Okay. I’m expected to write at least one great letter before the shop closes. The problem is that I’ve waited way too long to do that. The other problem is Gary Snyder. He’s somewhat interesting. But is he interesting enough to inspire a great letter? Suspect at best. I read Gary Snyder’s Riprap and Cold Mountain Poems and Danger on Peaks. I liked a few of his poems, but most of them tired me. I would read, doze off, try to read again, doze off again (repeat fifteen times), finally succumb to the great seducer—sleep—wake up and then read again. That was the cycle.
I don’t think Snyder wrote for anyone but himself, and maybe that’s the point (as Ethan pointed out). It might have made for great poetry in his eyes, and respectably in the eyes of others far more qualified to discern great poetry than myself, but I opine that more than not, his poems were sapless. I wanted to want to enjoy his poems more. I tried Holy Professor. I failed. I succeeded. I don’t know. I want to like Snyder more, but I can’t. His poems are pristine, sure. And that’s pure and for that well done, but beyond that I feel wind and disconnect. I’m here in sunny Florida. He’s…I don’t know where. He’s seen things and describes them beautifully, at least it seems that way, but I don’t know or feel what he’s talking about. I can’t relate. I respect, but I can’t relate. I think of great poetry as poetry that has found a way to reflect the mountains of humanity off the lakes of reality. For that to happen that water has to be pure and still and able to mirror—show—something of the matter and something of the soul. And since that is my criteria for great poetry, my hands are tied; Gary Snyder didn’t make the cut. He’s an honorable mention. That’s all. Now my experience of it all: Past the above mentioned, if I were to intellectually reveal myself, then I would have to reveal that there were certain sections of his poems, and once in a while cold mountain, entire poems, that managed to awe-inspire, leaving me feeling O so nice. In Riprap he said, “Cobble of milky way, straying planets, these poems, people, lost ponies with Dragging saddles and rocky sure-foot trails. The worlds like an endless four-dimensional game of Go.” Alright, I admit. That’s great poetry. But that’s the exception in Snyder’s poetry. He feeds you solid, nourishing food, but never dessert, or at least not often. I want something sweet all the time (perhaps not the healthiest). I have a sweet tooth in the soul of my mouth. It’s decaying and rotting and in need of a dentist, but it has its needs. It knows it’s done for and wants to ‘sweet it up’ before it falls off. One occasion of the above mentioned happened in his poem Doctor Coyote When He Had a Problem as seen in the following: “Doctor Coyote when he had a problem took a dump. On the grass, asked his turds where they lay what to do? They gave him good advice. He’d say “that’s just what I thought too” And do it. And go his way.” Alright, that’s genius (I always spell genius wrong pre-spell-check) Up until this point in Danger on Peaks you’re reading a lot of poetry with nature words that you’re unfamiliar with for the most part, or words that you’ve seen or heard before, but that you can’t envision in O so cloudy mind, and more so, specific, esoteric words in poems that you try your best to imagine in your mind, but find yourself struggling and feeling inadequate as a pathetic English major far from a far cry from a wordsmith. Exhale. And so when I read the above mentioned poem I laughed. It was shockingly, unexpectedly pleasant and funny and genius in its location in the book. I commend Snyder for that.
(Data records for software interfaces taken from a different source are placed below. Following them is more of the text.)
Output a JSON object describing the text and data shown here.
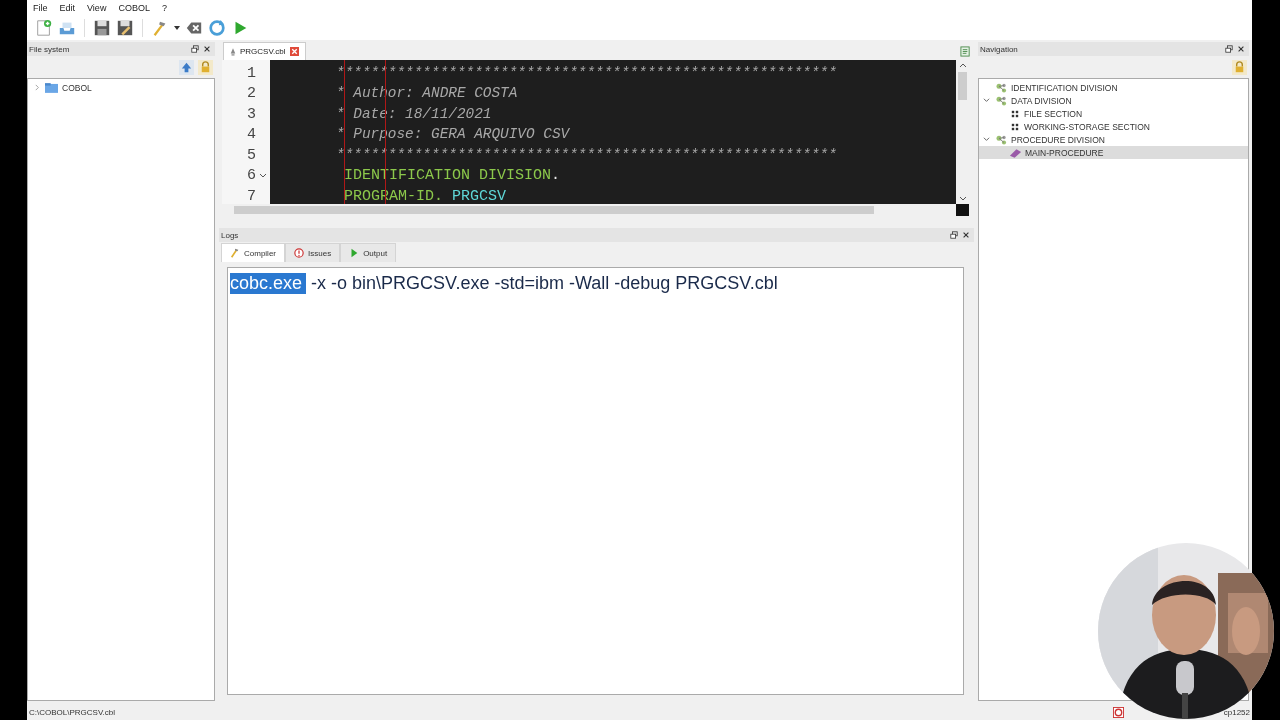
{
  "menu": [
    "File",
    "Edit",
    "View",
    "COBOL",
    "?"
  ],
  "file_system": {
    "title": "File system",
    "tree": [
      {
        "label": "COBOL",
        "expanded": false
      }
    ]
  },
  "editor": {
    "tabs": [
      {
        "label": "PRGCSV.cbl",
        "selected": true
      }
    ],
    "lines": [
      {
        "number": "1",
        "fold": false,
        "tokens": [
          {
            "kind": "comment",
            "text": "**********************************************************"
          }
        ]
      },
      {
        "number": "2",
        "fold": false,
        "tokens": [
          {
            "kind": "comment",
            "text": "* Author: ANDRE COSTA"
          }
        ]
      },
      {
        "number": "3",
        "fold": false,
        "tokens": [
          {
            "kind": "comment",
            "text": "* Date: 18/11/2021"
          }
        ]
      },
      {
        "number": "4",
        "fold": false,
        "tokens": [
          {
            "kind": "comment",
            "text": "* Purpose: GERA ARQUIVO CSV"
          }
        ]
      },
      {
        "number": "5",
        "fold": false,
        "tokens": [
          {
            "kind": "comment",
            "text": "**********************************************************"
          }
        ]
      },
      {
        "number": "6",
        "fold": true,
        "tokens": [
          {
            "kind": "keyword",
            "text": "IDENTIFICATION DIVISION"
          },
          {
            "kind": "punct",
            "text": "."
          }
        ]
      },
      {
        "number": "7",
        "fold": false,
        "tokens": [
          {
            "kind": "keyword",
            "text": "PROGRAM-ID."
          },
          {
            "kind": "name",
            "text": " PRGCSV"
          }
        ]
      }
    ]
  },
  "logs": {
    "title": "Logs",
    "tabs": [
      {
        "label": "Compiler",
        "kind": "compiler",
        "selected": true
      },
      {
        "label": "Issues",
        "kind": "issues",
        "selected": false
      },
      {
        "label": "Output",
        "kind": "output",
        "selected": false
      }
    ],
    "text": [
      {
        "text": "cobc.exe",
        "selected": true
      },
      {
        "text": "-x -o bin\\PRGCSV.exe -std=ibm -Wall -debug PRGCSV.cbl",
        "selected": false
      }
    ]
  },
  "navigation": {
    "title": "Navigation",
    "tree": [
      {
        "label": "IDENTIFICATION DIVISION",
        "kind": "division",
        "selected": false
      },
      {
        "label": "DATA DIVISION",
        "kind": "division",
        "selected": false,
        "expanded": true,
        "children": [
          {
            "label": "FILE SECTION",
            "kind": "section",
            "selected": false
          },
          {
            "label": "WORKING-STORAGE SECTION",
            "kind": "section",
            "selected": false
          }
        ]
      },
      {
        "label": "PROCEDURE DIVISION",
        "kind": "division",
        "selected": false,
        "expanded": true,
        "children": [
          {
            "label": "MAIN-PROCEDURE",
            "kind": "procedure",
            "selected": true
          }
        ]
      }
    ]
  },
  "status_bar": {
    "path": "C:\\COBOL\\PRGCSV.cbl",
    "encoding": "cp1252"
  }
}
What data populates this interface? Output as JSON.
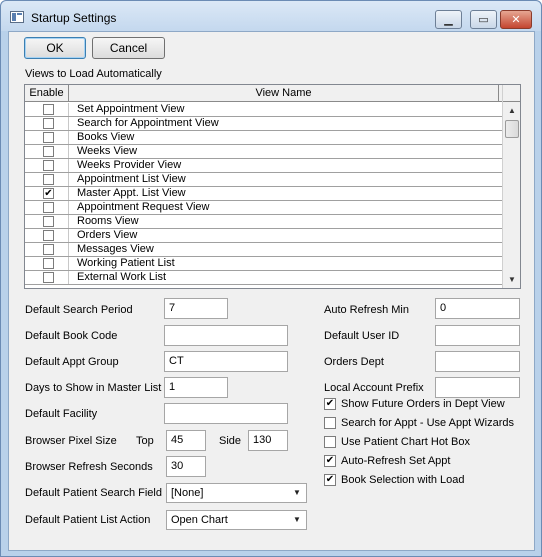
{
  "window": {
    "title": "Startup Settings"
  },
  "buttons": {
    "ok": "OK",
    "cancel": "Cancel"
  },
  "views": {
    "label": "Views to Load Automatically",
    "columns": {
      "enable": "Enable",
      "view_name": "View Name"
    },
    "rows": [
      {
        "name": "Set Appointment View",
        "enabled": false
      },
      {
        "name": "Search for Appointment View",
        "enabled": false
      },
      {
        "name": "Books View",
        "enabled": false
      },
      {
        "name": "Weeks View",
        "enabled": false
      },
      {
        "name": "Weeks Provider View",
        "enabled": false
      },
      {
        "name": "Appointment List View",
        "enabled": false
      },
      {
        "name": "Master Appt. List View",
        "enabled": true
      },
      {
        "name": "Appointment Request View",
        "enabled": false
      },
      {
        "name": "Rooms View",
        "enabled": false
      },
      {
        "name": "Orders View",
        "enabled": false
      },
      {
        "name": "Messages View",
        "enabled": false
      },
      {
        "name": "Working Patient List",
        "enabled": false
      },
      {
        "name": "External Work List",
        "enabled": false
      }
    ]
  },
  "fields": {
    "default_search_period": {
      "label": "Default Search Period",
      "value": "7"
    },
    "default_book_code": {
      "label": "Default Book Code",
      "value": ""
    },
    "default_appt_group": {
      "label": "Default Appt Group",
      "value": "CT"
    },
    "days_master_list": {
      "label": "Days to Show in Master List",
      "value": "1"
    },
    "default_facility": {
      "label": "Default Facility",
      "value": ""
    },
    "browser_pixel_size": {
      "label": "Browser Pixel Size",
      "top_label": "Top",
      "top_value": "45",
      "side_label": "Side",
      "side_value": "130"
    },
    "browser_refresh_seconds": {
      "label": "Browser Refresh Seconds",
      "value": "30"
    },
    "default_patient_search_field": {
      "label": "Default Patient Search Field",
      "value": "[None]"
    },
    "default_patient_list_action": {
      "label": "Default Patient List Action",
      "value": "Open Chart"
    },
    "auto_refresh_min": {
      "label": "Auto Refresh Min",
      "value": "0"
    },
    "default_user_id": {
      "label": "Default User ID",
      "value": ""
    },
    "orders_dept": {
      "label": "Orders Dept",
      "value": ""
    },
    "local_account_prefix": {
      "label": "Local Account Prefix",
      "value": ""
    }
  },
  "options": [
    {
      "label": "Show Future Orders in Dept View",
      "checked": true
    },
    {
      "label": "Search for Appt - Use Appt Wizards",
      "checked": false
    },
    {
      "label": "Use Patient Chart Hot Box",
      "checked": false
    },
    {
      "label": "Auto-Refresh Set Appt",
      "checked": true
    },
    {
      "label": "Book Selection with Load",
      "checked": true
    }
  ]
}
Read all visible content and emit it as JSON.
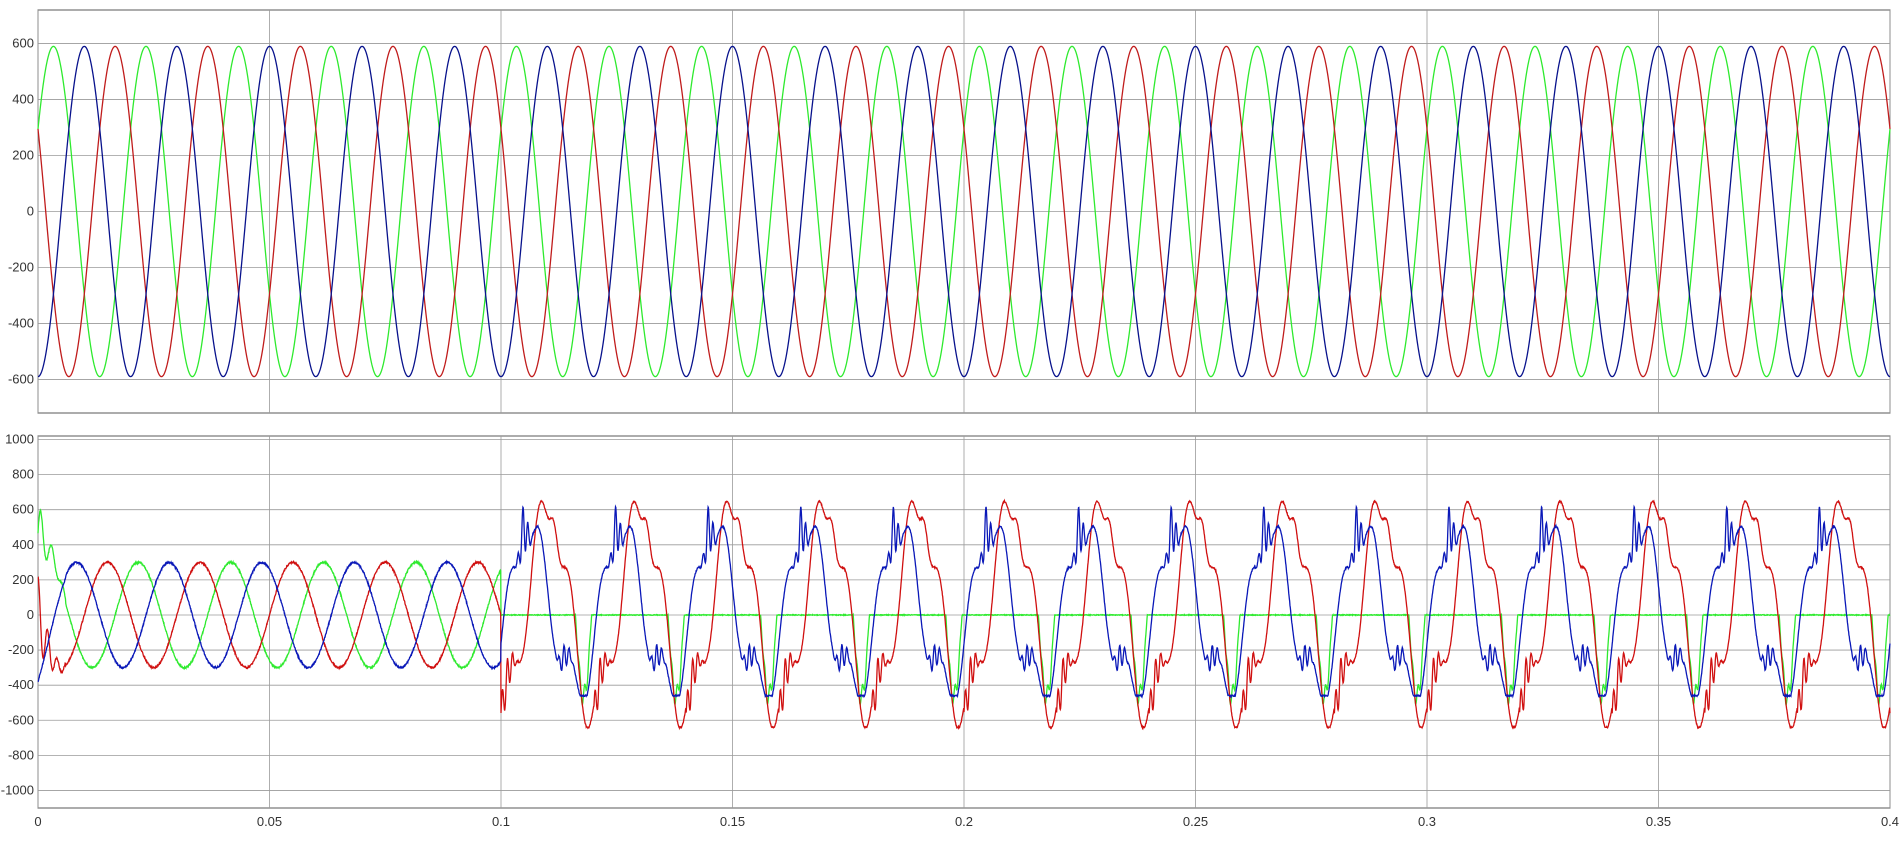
{
  "chart_data": [
    {
      "type": "line",
      "title": "",
      "xlabel": "",
      "ylabel": "",
      "xlim": [
        0,
        0.4
      ],
      "ylim": [
        -720,
        720
      ],
      "grid": true,
      "legend": "none",
      "x_ticks": [
        "0",
        "0.05",
        "0.1",
        "0.15",
        "0.2",
        "0.25",
        "0.3",
        "0.35",
        "0.4"
      ],
      "y_ticks": [
        "600",
        "400",
        "200",
        "0",
        "-200",
        "-400",
        "-600"
      ],
      "frequency_hz": 50,
      "amplitude": 590,
      "series": [
        {
          "color": "#2eea2e",
          "model": "sine",
          "phase_deg": 30
        },
        {
          "color": "#c01c1c",
          "model": "sine",
          "phase_deg": 150
        },
        {
          "color": "#08128c",
          "model": "sine",
          "phase_deg": -90
        }
      ]
    },
    {
      "type": "line",
      "title": "",
      "xlabel": "",
      "ylabel": "",
      "xlim": [
        0,
        0.4
      ],
      "ylim": [
        -1100,
        1020
      ],
      "grid": true,
      "legend": "none",
      "x_ticks": [
        "0",
        "0.05",
        "0.1",
        "0.15",
        "0.2",
        "0.25",
        "0.3",
        "0.35",
        "0.4"
      ],
      "y_ticks": [
        "1000",
        "800",
        "600",
        "400",
        "200",
        "0",
        "-200",
        "-400",
        "-600",
        "-800",
        "-1000"
      ],
      "frequency_hz": 50,
      "event_time": 0.1,
      "series": [
        {
          "color": "#2eea2e",
          "pre_event_amplitude": 300,
          "pre_event_phase_deg": 60,
          "post_event_level": 0,
          "post_event_dip_min": -550
        },
        {
          "color": "#d01010",
          "pre_event_amplitude": 300,
          "pre_event_phase_deg": 180,
          "post_event_peak": 700,
          "post_event_min": -640
        },
        {
          "color": "#0a18b8",
          "pre_event_amplitude": 300,
          "pre_event_phase_deg": -60,
          "post_event_peak": 800,
          "post_event_min": -460
        }
      ]
    }
  ]
}
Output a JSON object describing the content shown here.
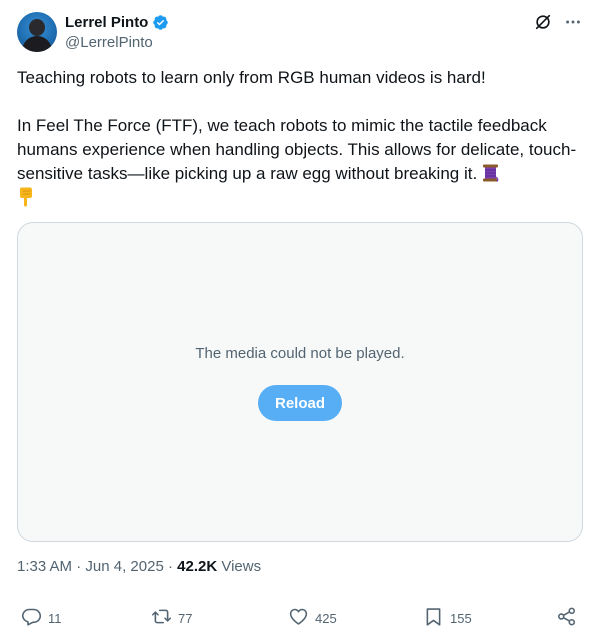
{
  "author": {
    "display_name": "Lerrel Pinto",
    "handle": "@LerrelPinto"
  },
  "header_icons": [
    "grok-icon",
    "more-icon"
  ],
  "tweet": {
    "paragraph1": "Teaching robots to learn only from RGB human videos is hard!",
    "paragraph2": "In Feel The Force (FTF), we teach robots to mimic the tactile feedback humans experience when handling objects. This allows for delicate, touch-sensitive tasks—like picking up a raw egg without breaking it.",
    "emojis": [
      "thread-spool-emoji",
      "pointing-down-emoji"
    ]
  },
  "media": {
    "message": "The media could not be played.",
    "reload_label": "Reload"
  },
  "meta": {
    "time": "1:33 AM",
    "separator": "·",
    "date": "Jun 4, 2025",
    "views_count": "42.2K",
    "views_label": "Views"
  },
  "actions": {
    "replies": "11",
    "reposts": "77",
    "likes": "425",
    "bookmarks": "155"
  },
  "colors": {
    "accent": "#1d9bf0",
    "reload_button": "#58aef5",
    "muted_text": "#536471",
    "media_bg": "#f7f9f9"
  }
}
Up until this point I’ve yet to admit something, Han-Shan rules (Billy Madison adopted reference…O’Doyle rules!)! Thank you Snyder for translating Han-Shan, you did a great job. Now step aside. Han-Shan’s poetry was amazing. It was enigmatic and concrete and paradoxical in nothing and everything. It was witty and poignant. It had what I wanted in a poem. For instance, poem seven goes as following, “I settled at Cold Mountain long ago, Already it seems like years and years. Freely drifting, I prowl the woods and streams and linger watching things themselves. Men don’t get this far into the mountains, White clouds gather and billow. Thin grass does for a mattress; the blue sky makes a good quilt. Happy with a stone under head let heaven and earth go about their changes.” Wow! Excited party of one. Here! It’s boastful and far-out and overall a beautiful poem. It’s the type of poetry good enough to make me cry. It’s man in nature completely at peace. That’s what I want. I don’t know about the rest of suffering humanity, but that’s what I want (sigh). The idea of a madman lost in culture and found in nature and at peace in the temporal passing to eternity has this vast, all-enticing allure for me. He’s chill for life—frosty energy or something to that like. He’s a lot. I like. He’s a lot. I like. He’s a lot. I like. O man! He’s a lot. I like.
For the record, I’m not anti-Snyder. I think he’s a good poet who sometimes produces a great poem or two. Furthermore, I think he’s much needed, but not much wanted. That’s all folks. I hope I wrote something substantial. If not, O well. I wrote how I thought Snyder would not write (insert laugh). Darn twenty words from a thousand.